The goal of this deck is to be maximally prepared against the major villains by packing these silver bullets. Just one can take down very good decks. Let’s see a sample Silver Bullet deck:

This deck packs nine silver bullets, although only eight are actually silver bullets (Befoul is added as a toolbox addition). After that, the deck has sixteen basic Black creatures, from the Vampire of old, Specter, the new Crusader, and the Wretch.

The deck also includes four Dimir House Guards, which can be creatures when you need them to be or they can transmute into a bullet. Let’s take a look at the bullets:

Stench of Evil – This obviously hoses any White strategy by blowing all of the Plains off the board, and may do some damage too.

Filth – Against a Black deck, giving all of your creature swampwalk will likely give you the game.

Seize the Soul – Good against decks with a strong Green, Blue, or Red elements and running creatures. This is great against big Green beef, Dragon decks, and so forth.

Eastern Paladin – Not only a solid 3/3 creature but also a hoser against Green.

Persecute – This can hose any mono-colored strategy.

Massacre – Great against weenie decks

No Mercy – Great against any creature-based deck, especially those that have creatures that get past your defenses.

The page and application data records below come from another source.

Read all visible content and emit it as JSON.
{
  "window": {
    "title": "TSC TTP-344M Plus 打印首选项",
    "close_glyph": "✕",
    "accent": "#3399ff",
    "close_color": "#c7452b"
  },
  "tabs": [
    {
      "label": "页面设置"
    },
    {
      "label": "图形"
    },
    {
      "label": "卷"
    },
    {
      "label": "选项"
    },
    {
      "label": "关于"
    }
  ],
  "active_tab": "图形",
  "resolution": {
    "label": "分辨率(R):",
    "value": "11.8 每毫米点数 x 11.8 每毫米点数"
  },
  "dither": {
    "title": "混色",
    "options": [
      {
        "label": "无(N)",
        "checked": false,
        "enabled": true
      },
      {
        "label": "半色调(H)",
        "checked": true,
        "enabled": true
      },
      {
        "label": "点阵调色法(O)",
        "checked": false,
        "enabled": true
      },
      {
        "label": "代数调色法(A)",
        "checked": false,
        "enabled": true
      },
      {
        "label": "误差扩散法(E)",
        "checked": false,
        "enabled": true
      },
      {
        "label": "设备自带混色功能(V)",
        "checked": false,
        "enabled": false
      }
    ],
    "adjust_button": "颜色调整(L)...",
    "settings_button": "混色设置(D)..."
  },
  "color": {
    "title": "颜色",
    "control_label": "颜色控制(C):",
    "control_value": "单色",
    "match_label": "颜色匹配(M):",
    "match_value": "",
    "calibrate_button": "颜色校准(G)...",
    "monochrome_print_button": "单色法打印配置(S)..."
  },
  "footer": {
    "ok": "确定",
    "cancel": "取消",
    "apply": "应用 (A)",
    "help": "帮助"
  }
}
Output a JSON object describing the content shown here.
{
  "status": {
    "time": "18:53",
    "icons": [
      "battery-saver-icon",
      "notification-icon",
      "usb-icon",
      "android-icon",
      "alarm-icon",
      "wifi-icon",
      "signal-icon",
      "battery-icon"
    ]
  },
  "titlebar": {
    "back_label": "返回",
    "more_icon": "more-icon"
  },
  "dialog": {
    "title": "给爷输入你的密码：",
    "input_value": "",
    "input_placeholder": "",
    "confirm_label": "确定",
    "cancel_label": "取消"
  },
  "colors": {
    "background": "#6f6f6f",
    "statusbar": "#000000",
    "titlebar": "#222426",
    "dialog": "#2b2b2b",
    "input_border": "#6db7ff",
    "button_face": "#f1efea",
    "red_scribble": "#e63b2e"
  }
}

Now any shadow, protection from Black, swamplkwalking enemies get just one hit in and that’s it. Other than Edicts that require a specific circumstance to work, this is typically one of the few Akroma killers in straight Black

Braids – This is good against any deck where you have extra permanents, like lands and creatures and whatnot. Grab Braids against a control deck that needs its lands and start trading creatures for lands in order to get the opponent down.

Well, that gives you an idea of a Silver Bullet deck. If you decide to try one out, I wish you luck.

The Impossible Combo Deck (Creates Huge Combo – For Fun)

This is the Johnniest of all of the Subtypes. This Subtype is all about playing a fun combination of cards. If the combo goes off once, the player is happy and the deck is often retired. The player doesn’t remember the twelve loses, but that one time they beat Abe with that crazy combo deck.

I could list all of the possible ways to build an Impossible Combo deck, but to be honest, this isn’t a Subtype that needs a lot of exposition. You build a deck, and then you play it a bit. That’s all there is to it.

A lot of these decks use cards in ways you might not have thought about. An example of a deck which is borderline Impossible Combo is my first Justice deck from yesterday’s Daily, when I changed Justice to affect White permanents, made it a creature, Donated it, and then used a White source to deal direct damage to the opponent. It used Justice is a very different (fun!) way.

This is the sort of deck that is an Impossible Combo deck. Instead of building another deck for you, I’ll just link to yesterday’s article so you can browse it at your leisure.

Once you’ve taken a look at the Justice deck, let’s wrap things up here.

As you can see, Crazy Combo Man ideas are a bit more “out there” than the other Archetypes. It can take a while to consolidate ideas from CCM decks as well, and building the decks was harder for me because of that.

Tons of people love CCM decks, and over the years, tournament level CCM decks have stolen the luster of CCM decks by being boring to play against. Most CCM decks are fun to play against, especially around the kitchen table. I wish you joy in all of your deck building, especially with your combo decks.

Until later,

Abe Sargent